*** Information supplied Section Begins ***

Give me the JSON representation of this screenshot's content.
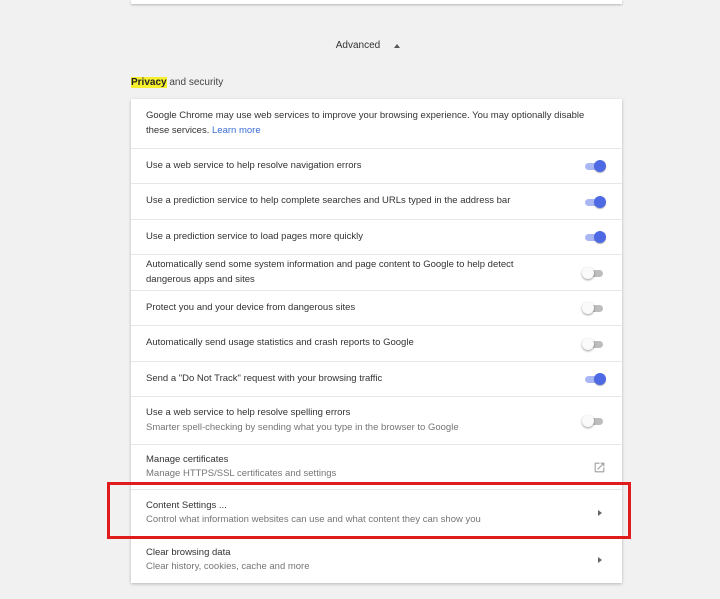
{
  "advanced": {
    "label": "Advanced",
    "icon": "caret-up-icon"
  },
  "section": {
    "title_highlight": "Privacy",
    "title_rest": " and security"
  },
  "intro": {
    "text": "Google Chrome may use web services to improve your browsing experience. You may optionally disable these services.",
    "link": "Learn more"
  },
  "rows": [
    {
      "label": "Use a web service to help resolve navigation errors",
      "state": "on"
    },
    {
      "label": "Use a prediction service to help complete searches and URLs typed in the address bar",
      "state": "on"
    },
    {
      "label": "Use a prediction service to load pages more quickly",
      "state": "on"
    },
    {
      "label": "Automatically send some system information and page content to Google to help detect dangerous apps and sites",
      "state": "off"
    },
    {
      "label": "Protect you and your device from dangerous sites",
      "state": "off"
    },
    {
      "label": "Automatically send usage statistics and crash reports to Google",
      "state": "off"
    },
    {
      "label": "Send a \"Do Not Track\" request with your browsing traffic",
      "state": "on"
    },
    {
      "label": "Use a web service to help resolve spelling errors",
      "sub": "Smarter spell-checking by sending what you type in the browser to Google",
      "state": "off"
    }
  ],
  "manage_certificates": {
    "label": "Manage certificates",
    "sub": "Manage HTTPS/SSL certificates and settings",
    "icon": "external-link-icon"
  },
  "content_settings": {
    "label": "Content Settings ...",
    "sub": "Control what information websites can use and what content they can show you",
    "icon": "chevron-right-icon"
  },
  "clear_browsing": {
    "label": "Clear browsing data",
    "sub": "Clear history, cookies, cache and more",
    "icon": "chevron-right-icon"
  },
  "colors": {
    "toggle_on": "#4e69e4",
    "highlight": "#f5ef2e",
    "annotation_box": "#e01b1b",
    "link": "#3b6fd6"
  }
}
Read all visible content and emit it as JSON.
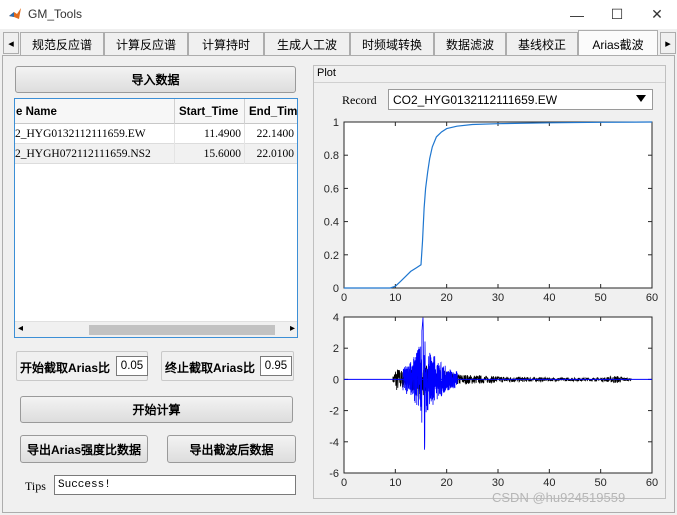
{
  "window": {
    "title": "GM_Tools",
    "minimize_glyph": "—",
    "maximize_glyph": "☐",
    "close_glyph": "✕"
  },
  "tabs": {
    "left_arrow": "◂",
    "right_arrow": "▸",
    "items": [
      "规范反应谱",
      "计算反应谱",
      "计算持时",
      "生成人工波",
      "时频域转换",
      "数据滤波",
      "基线校正",
      "Arias截波"
    ],
    "active": "Arias截波"
  },
  "left": {
    "import_button": "导入数据",
    "table": {
      "columns": [
        "e Name",
        "Start_Time",
        "End_Time"
      ],
      "rows": [
        [
          "2_HYG0132112111659.EW",
          "11.4900",
          "22.1400"
        ],
        [
          "2_HYGH072112111659.NS2",
          "15.6000",
          "22.0100"
        ]
      ],
      "scroll_left": "◂",
      "scroll_right": "▸"
    },
    "start_ratio_label": "开始截取Arias比",
    "start_ratio_value": "0.05",
    "end_ratio_label": "终止截取Arias比",
    "end_ratio_value": "0.95",
    "compute_button": "开始计算",
    "export_arias_button": "导出Arias强度比数据",
    "export_cut_button": "导出截波后数据",
    "tips_label": "Tips",
    "tips_value": "Success!"
  },
  "plot": {
    "panel_title": "Plot",
    "record_label": "Record",
    "record_value": "CO2_HYG0132112111659.EW"
  },
  "chart_data": [
    {
      "type": "line",
      "title": "",
      "xlabel": "",
      "ylabel": "",
      "xlim": [
        0,
        60
      ],
      "ylim": [
        0,
        1
      ],
      "xticks": [
        "0",
        "10",
        "20",
        "30",
        "40",
        "50",
        "60"
      ],
      "yticks": [
        "0",
        "0.2",
        "0.4",
        "0.6",
        "0.8",
        "1"
      ],
      "grid": false,
      "color": "#1f77d0",
      "series": [
        {
          "x": [
            0,
            9,
            10,
            11,
            12,
            13,
            14,
            15,
            15.3,
            15.6,
            15.9,
            16.3,
            16.7,
            17.2,
            18,
            19,
            20,
            22,
            25,
            30,
            40,
            50,
            60
          ],
          "y": [
            0,
            0,
            0.01,
            0.04,
            0.07,
            0.1,
            0.12,
            0.14,
            0.28,
            0.48,
            0.6,
            0.7,
            0.78,
            0.85,
            0.91,
            0.94,
            0.96,
            0.975,
            0.985,
            0.99,
            0.995,
            0.998,
            1.0
          ]
        }
      ]
    },
    {
      "type": "line",
      "title": "",
      "xlabel": "",
      "ylabel": "",
      "xlim": [
        0,
        60
      ],
      "ylim": [
        -6,
        4
      ],
      "xticks": [
        "0",
        "10",
        "20",
        "30",
        "40",
        "50",
        "60"
      ],
      "yticks": [
        "-6",
        "-4",
        "-2",
        "0",
        "2",
        "4"
      ],
      "grid": false,
      "series": [
        {
          "name": "",
          "color": "#000000",
          "x_range": [
            9.5,
            56
          ],
          "envelope": [
            [
              9.5,
              0.15
            ],
            [
              10,
              0.8
            ],
            [
              12,
              0.5
            ],
            [
              15,
              1.3
            ],
            [
              16,
              0.9
            ],
            [
              18,
              0.7
            ],
            [
              22,
              0.35
            ],
            [
              30,
              0.2
            ],
            [
              40,
              0.12
            ],
            [
              50,
              0.1
            ],
            [
              53,
              0.25
            ],
            [
              56,
              0.05
            ]
          ]
        },
        {
          "name": "",
          "color": "#0000ff",
          "x_range": [
            0,
            60
          ],
          "flat_value": 0,
          "active_x_range": [
            11.49,
            22.14
          ],
          "envelope": [
            [
              11.49,
              0.7
            ],
            [
              13,
              1.2
            ],
            [
              14,
              1.6
            ],
            [
              15,
              2.4
            ],
            [
              15.4,
              4.0
            ],
            [
              15.7,
              -4.8
            ],
            [
              16,
              2.5
            ],
            [
              17,
              1.8
            ],
            [
              18.5,
              1.2
            ],
            [
              20,
              0.8
            ],
            [
              22.14,
              0.5
            ]
          ]
        }
      ]
    }
  ],
  "watermark": "CSDN @hu924519559",
  "colors": {
    "tab_border": "#adadad",
    "table_border": "#3c8fd6",
    "cdf_line": "#1f77d0",
    "waveform_full": "#000000",
    "waveform_cut": "#0000ff"
  }
}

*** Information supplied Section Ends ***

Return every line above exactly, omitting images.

▶ Response below
Give me the JSON representation of this screenshot's content.
{
  "advanced": {
    "label": "Advanced",
    "icon": "caret-up-icon"
  },
  "section": {
    "title_highlight": "Privacy",
    "title_rest": " and security"
  },
  "intro": {
    "text": "Google Chrome may use web services to improve your browsing experience. You may optionally disable these services.",
    "link": "Learn more"
  },
  "rows": [
    {
      "label": "Use a web service to help resolve navigation errors",
      "state": "on"
    },
    {
      "label": "Use a prediction service to help complete searches and URLs typed in the address bar",
      "state": "on"
    },
    {
      "label": "Use a prediction service to load pages more quickly",
      "state": "on"
    },
    {
      "label": "Automatically send some system information and page content to Google to help detect dangerous apps and sites",
      "state": "off"
    },
    {
      "label": "Protect you and your device from dangerous sites",
      "state": "off"
    },
    {
      "label": "Automatically send usage statistics and crash reports to Google",
      "state": "off"
    },
    {
      "label": "Send a \"Do Not Track\" request with your browsing traffic",
      "state": "on"
    },
    {
      "label": "Use a web service to help resolve spelling errors",
      "sub": "Smarter spell-checking by sending what you type in the browser to Google",
      "state": "off"
    }
  ],
  "manage_certificates": {
    "label": "Manage certificates",
    "sub": "Manage HTTPS/SSL certificates and settings",
    "icon": "external-link-icon"
  },
  "content_settings": {
    "label": "Content Settings ...",
    "sub": "Control what information websites can use and what content they can show you",
    "icon": "chevron-right-icon"
  },
  "clear_browsing": {
    "label": "Clear browsing data",
    "sub": "Clear history, cookies, cache and more",
    "icon": "chevron-right-icon"
  },
  "colors": {
    "toggle_on": "#4e69e4",
    "highlight": "#f5ef2e",
    "annotation_box": "#e01b1b",
    "link": "#3b6fd6"
  }
}
Read all visible content and emit it as JSON.
{
  "window": {
    "title": "GM_Tools",
    "minimize_glyph": "—",
    "maximize_glyph": "☐",
    "close_glyph": "✕"
  },
  "tabs": {
    "left_arrow": "◂",
    "right_arrow": "▸",
    "items": [
      "规范反应谱",
      "计算反应谱",
      "计算持时",
      "生成人工波",
      "时频域转换",
      "数据滤波",
      "基线校正",
      "Arias截波"
    ],
    "active": "Arias截波"
  },
  "left": {
    "import_button": "导入数据",
    "table": {
      "columns": [
        "e Name",
        "Start_Time",
        "End_Time"
      ],
      "rows": [
        [
          "2_HYG0132112111659.EW",
          "11.4900",
          "22.1400"
        ],
        [
          "2_HYGH072112111659.NS2",
          "15.6000",
          "22.0100"
        ]
      ],
      "scroll_left": "◂",
      "scroll_right": "▸"
    },
    "start_ratio_label": "开始截取Arias比",
    "start_ratio_value": "0.05",
    "end_ratio_label": "终止截取Arias比",
    "end_ratio_value": "0.95",
    "compute_button": "开始计算",
    "export_arias_button": "导出Arias强度比数据",
    "export_cut_button": "导出截波后数据",
    "tips_label": "Tips",
    "tips_value": "Success!"
  },
  "plot": {
    "panel_title": "Plot",
    "record_label": "Record",
    "record_value": "CO2_HYG0132112111659.EW"
  },
  "chart_data": [
    {
      "type": "line",
      "title": "",
      "xlabel": "",
      "ylabel": "",
      "xlim": [
        0,
        60
      ],
      "ylim": [
        0,
        1
      ],
      "xticks": [
        "0",
        "10",
        "20",
        "30",
        "40",
        "50",
        "60"
      ],
      "yticks": [
        "0",
        "0.2",
        "0.4",
        "0.6",
        "0.8",
        "1"
      ],
      "grid": false,
      "color": "#1f77d0",
      "series": [
        {
          "x": [
            0,
            9,
            10,
            11,
            12,
            13,
            14,
            15,
            15.3,
            15.6,
            15.9,
            16.3,
            16.7,
            17.2,
            18,
            19,
            20,
            22,
            25,
            30,
            40,
            50,
            60
          ],
          "y": [
            0,
            0,
            0.01,
            0.04,
            0.07,
            0.1,
            0.12,
            0.14,
            0.28,
            0.48,
            0.6,
            0.7,
            0.78,
            0.85,
            0.91,
            0.94,
            0.96,
            0.975,
            0.985,
            0.99,
            0.995,
            0.998,
            1.0
          ]
        }
      ]
    },
    {
      "type": "line",
      "title": "",
      "xlabel": "",
      "ylabel": "",
      "xlim": [
        0,
        60
      ],
      "ylim": [
        -6,
        4
      ],
      "xticks": [
        "0",
        "10",
        "20",
        "30",
        "40",
        "50",
        "60"
      ],
      "yticks": [
        "-6",
        "-4",
        "-2",
        "0",
        "2",
        "4"
      ],
      "grid": false,
      "series": [
        {
          "name": "",
          "color": "#000000",
          "x_range": [
            9.5,
            56
          ],
          "envelope": [
            [
              9.5,
              0.15
            ],
            [
              10,
              0.8
            ],
            [
              12,
              0.5
            ],
            [
              15,
              1.3
            ],
            [
              16,
              0.9
            ],
            [
              18,
              0.7
            ],
            [
              22,
              0.35
            ],
            [
              30,
              0.2
            ],
            [
              40,
              0.12
            ],
            [
              50,
              0.1
            ],
            [
              53,
              0.25
            ],
            [
              56,
              0.05
            ]
          ]
        },
        {
          "name": "",
          "color": "#0000ff",
          "x_range": [
            0,
            60
          ],
          "flat_value": 0,
          "active_x_range": [
            11.49,
            22.14
          ],
          "envelope": [
            [
              11.49,
              0.7
            ],
            [
              13,
              1.2
            ],
            [
              14,
              1.6
            ],
            [
              15,
              2.4
            ],
            [
              15.4,
              4.0
            ],
            [
              15.7,
              -4.8
            ],
            [
              16,
              2.5
            ],
            [
              17,
              1.8
            ],
            [
              18.5,
              1.2
            ],
            [
              20,
              0.8
            ],
            [
              22.14,
              0.5
            ]
          ]
        }
      ]
    }
  ],
  "watermark": "CSDN @hu924519559",
  "colors": {
    "tab_border": "#adadad",
    "table_border": "#3c8fd6",
    "cdf_line": "#1f77d0",
    "waveform_full": "#000000",
    "waveform_cut": "#0000ff"
  }
}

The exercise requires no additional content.